A drug that has stirred controversy as a treatment for coronavirus patients — and that President Trump said he is taking to ward off the virus — also has raised concerns about its effect on eyesight.
The drug, hydroxychloroquine, along with its older sibling chloroquine, has the potential to damage the retina. For this reason, eye care professionals recommend patients taking the drugs to treat lupus, rheumatoid arthritis or malaria get an annual eye exam.
The American Academy of Ophthalmology (AAO) says hydroxychloroquine and chloroquine don’t cause blindness, but 1% to 2% of patients who take the drugs to treat autoimmune conditions such as lupus experience retinal problems during a five-year course of treatment.
The organization notes that patients with COVID-19, the sometimes fatal disease caused by coronavirus, who have been treated with hydroxychloroquine or chloroquine take double the usual dosage. COVID-19 patients, though, take the medication for only one to two weeks.
The AAO suggests that if you are over 50, have a history of retinal disease or macular degeneration, or have undergone tamoxifen therapy for breast cancer, you should consult your doctor before embarking on hydroxychloroquine or chloroquine treatment.
“You may be better off considering an alternate treatment,” the AAO says.
IF YOU SUSPECT YOU MAY HAVE CONTRACTED CORONAVIRUS… Contact your medical doctor to learn if and where you can get tested. If you have red eyes or conjunctivitis and think you may have coronavirus, call an eye doctor near you and schedule a telehealth virtual visit or in-office appointment.
Hydroxychloroquine and chloroquine can, in rare instances, cause retinopathy. Simply put, that’s damage to the retina, the part of the eye that senses light.
How much of these drugs someone takes each day and the length of time that someone has taken them are two of the key factors associated with this type of retinopathy.
Eye care professionals recommend an annual eye exam for people who take hydroxychloroquine or chloroquine, particularly those who are long-term users of the medication. A yearly screening can prevent the progression of retinal damage triggered by either of these drugs.
Symptoms of hydroxychloroquine or chloroquine retinopathy include difficulty reading, blurry vision, limited nighttime vision and loss of color vision.
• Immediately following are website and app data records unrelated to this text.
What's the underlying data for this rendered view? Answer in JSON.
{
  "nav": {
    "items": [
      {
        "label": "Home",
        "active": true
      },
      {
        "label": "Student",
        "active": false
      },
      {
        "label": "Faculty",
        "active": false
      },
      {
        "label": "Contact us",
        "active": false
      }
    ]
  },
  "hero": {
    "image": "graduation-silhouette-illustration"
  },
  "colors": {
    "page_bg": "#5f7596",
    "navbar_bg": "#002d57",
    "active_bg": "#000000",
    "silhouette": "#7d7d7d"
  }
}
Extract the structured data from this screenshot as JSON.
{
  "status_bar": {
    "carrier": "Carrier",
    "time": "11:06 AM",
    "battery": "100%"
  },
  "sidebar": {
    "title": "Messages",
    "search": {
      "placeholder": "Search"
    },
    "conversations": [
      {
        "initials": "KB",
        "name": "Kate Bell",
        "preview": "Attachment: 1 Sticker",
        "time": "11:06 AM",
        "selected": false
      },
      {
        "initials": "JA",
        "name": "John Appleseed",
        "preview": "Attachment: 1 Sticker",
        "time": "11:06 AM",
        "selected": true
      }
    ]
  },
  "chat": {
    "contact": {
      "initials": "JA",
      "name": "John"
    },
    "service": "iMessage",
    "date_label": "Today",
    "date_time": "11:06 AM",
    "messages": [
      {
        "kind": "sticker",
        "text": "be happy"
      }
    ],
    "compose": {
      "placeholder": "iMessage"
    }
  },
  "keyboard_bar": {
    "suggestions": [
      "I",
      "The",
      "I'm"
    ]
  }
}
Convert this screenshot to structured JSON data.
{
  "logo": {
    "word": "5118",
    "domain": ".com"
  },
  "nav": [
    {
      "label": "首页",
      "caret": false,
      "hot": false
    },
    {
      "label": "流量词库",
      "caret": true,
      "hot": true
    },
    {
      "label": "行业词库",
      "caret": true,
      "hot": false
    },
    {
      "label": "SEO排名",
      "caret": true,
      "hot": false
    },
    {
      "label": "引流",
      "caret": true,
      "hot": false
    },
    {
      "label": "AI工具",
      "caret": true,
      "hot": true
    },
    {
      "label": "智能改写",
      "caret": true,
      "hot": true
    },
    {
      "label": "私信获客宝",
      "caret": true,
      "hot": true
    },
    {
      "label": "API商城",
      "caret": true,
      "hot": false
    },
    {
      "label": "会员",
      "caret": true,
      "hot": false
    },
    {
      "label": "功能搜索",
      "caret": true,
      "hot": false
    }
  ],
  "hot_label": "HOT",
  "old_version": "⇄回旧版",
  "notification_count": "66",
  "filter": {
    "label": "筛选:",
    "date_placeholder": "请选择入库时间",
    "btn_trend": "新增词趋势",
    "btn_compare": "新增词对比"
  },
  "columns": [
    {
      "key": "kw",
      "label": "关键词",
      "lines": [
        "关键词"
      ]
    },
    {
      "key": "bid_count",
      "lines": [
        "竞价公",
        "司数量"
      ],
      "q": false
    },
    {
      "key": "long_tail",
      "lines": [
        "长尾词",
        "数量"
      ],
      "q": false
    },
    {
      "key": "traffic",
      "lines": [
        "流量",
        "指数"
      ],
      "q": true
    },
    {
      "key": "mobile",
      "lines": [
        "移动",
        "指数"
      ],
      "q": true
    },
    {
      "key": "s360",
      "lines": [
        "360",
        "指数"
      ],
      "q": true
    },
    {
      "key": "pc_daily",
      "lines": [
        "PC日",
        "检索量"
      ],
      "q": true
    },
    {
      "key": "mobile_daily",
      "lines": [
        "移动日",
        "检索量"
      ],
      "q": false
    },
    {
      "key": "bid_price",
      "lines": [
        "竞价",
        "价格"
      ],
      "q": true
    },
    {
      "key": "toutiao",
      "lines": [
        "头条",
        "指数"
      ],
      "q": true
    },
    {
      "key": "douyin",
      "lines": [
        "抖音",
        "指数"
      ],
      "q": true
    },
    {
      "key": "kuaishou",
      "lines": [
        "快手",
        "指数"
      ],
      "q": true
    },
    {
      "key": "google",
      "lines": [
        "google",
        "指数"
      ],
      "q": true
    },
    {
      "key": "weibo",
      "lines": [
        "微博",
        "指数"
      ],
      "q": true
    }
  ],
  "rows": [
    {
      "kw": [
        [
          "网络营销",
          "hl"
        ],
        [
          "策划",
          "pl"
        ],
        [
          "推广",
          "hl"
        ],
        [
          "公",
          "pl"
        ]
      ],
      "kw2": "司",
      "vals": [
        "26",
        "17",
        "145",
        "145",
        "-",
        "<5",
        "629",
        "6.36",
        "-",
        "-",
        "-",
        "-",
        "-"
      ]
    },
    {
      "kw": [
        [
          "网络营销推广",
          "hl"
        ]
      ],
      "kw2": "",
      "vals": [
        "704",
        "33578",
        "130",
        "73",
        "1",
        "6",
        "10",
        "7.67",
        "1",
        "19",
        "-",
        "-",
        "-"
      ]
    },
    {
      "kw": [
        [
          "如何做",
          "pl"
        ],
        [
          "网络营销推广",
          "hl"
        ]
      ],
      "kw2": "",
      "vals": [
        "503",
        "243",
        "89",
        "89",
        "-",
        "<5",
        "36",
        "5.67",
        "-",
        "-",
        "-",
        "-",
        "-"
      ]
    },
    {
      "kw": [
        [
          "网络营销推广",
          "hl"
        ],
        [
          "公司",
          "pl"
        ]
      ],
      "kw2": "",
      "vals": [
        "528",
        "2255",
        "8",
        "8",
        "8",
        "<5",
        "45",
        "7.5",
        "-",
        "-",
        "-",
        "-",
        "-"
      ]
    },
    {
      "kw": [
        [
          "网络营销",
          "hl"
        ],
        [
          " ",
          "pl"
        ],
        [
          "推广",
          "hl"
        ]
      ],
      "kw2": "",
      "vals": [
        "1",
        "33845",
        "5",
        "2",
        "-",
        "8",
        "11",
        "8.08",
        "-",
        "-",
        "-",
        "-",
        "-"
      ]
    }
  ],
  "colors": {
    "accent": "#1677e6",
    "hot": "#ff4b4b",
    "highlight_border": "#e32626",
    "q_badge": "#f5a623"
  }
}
Aside from treating autoimmune diseases such as lupus and rheumatoid arthritis, the two drugs once were regularly prescribed to prevent and treat malaria. Malaria is a mosquito-borne, potentially fatal disease that’s common in Africa and Asia.
As the American Academy of Ophthalmology (AAO) and many other medical groups point out, there’s no scientific evidence that either hydroxychloroquine or chloroquine is effective in treating COVID-19.
The AAO says it “has no opinion on the use of chloroquine or hydroxychloroquine in COVID-19 patients.”
A study published in April 2020 suggests that hydroxychloroquine, prescribed with or without the antibiotic azithromycin, decreases neither COVID-19 death rates nor the need for mechanical breathing help.
In fact, the study found hydroxychloroquine alone increases the risk of death. The study examined 368 men at Veterans Affairs hospitals in the U.S. who’d been treated for COVID-19 in March and April 2020.
These findings aren’t considered conclusive, though, since the study included a relatively small number of COVID-19 patients and was a limited observational review rather than a more trustworthy clinical review.
The American Heart Association, American College of Cardiology and Heart Rhythm Society have urged caution in prescribing hydroxychloroquine and azithromycin for COVID-19 treatment. They cited “potential serious implications” for patients with cardiovascular disease.
Alluding to the potential heart problems, the U.S. Food and Drug Administration advises against administering hydroxychloroquine or chloroquine other than at hospitals or in clinical trials.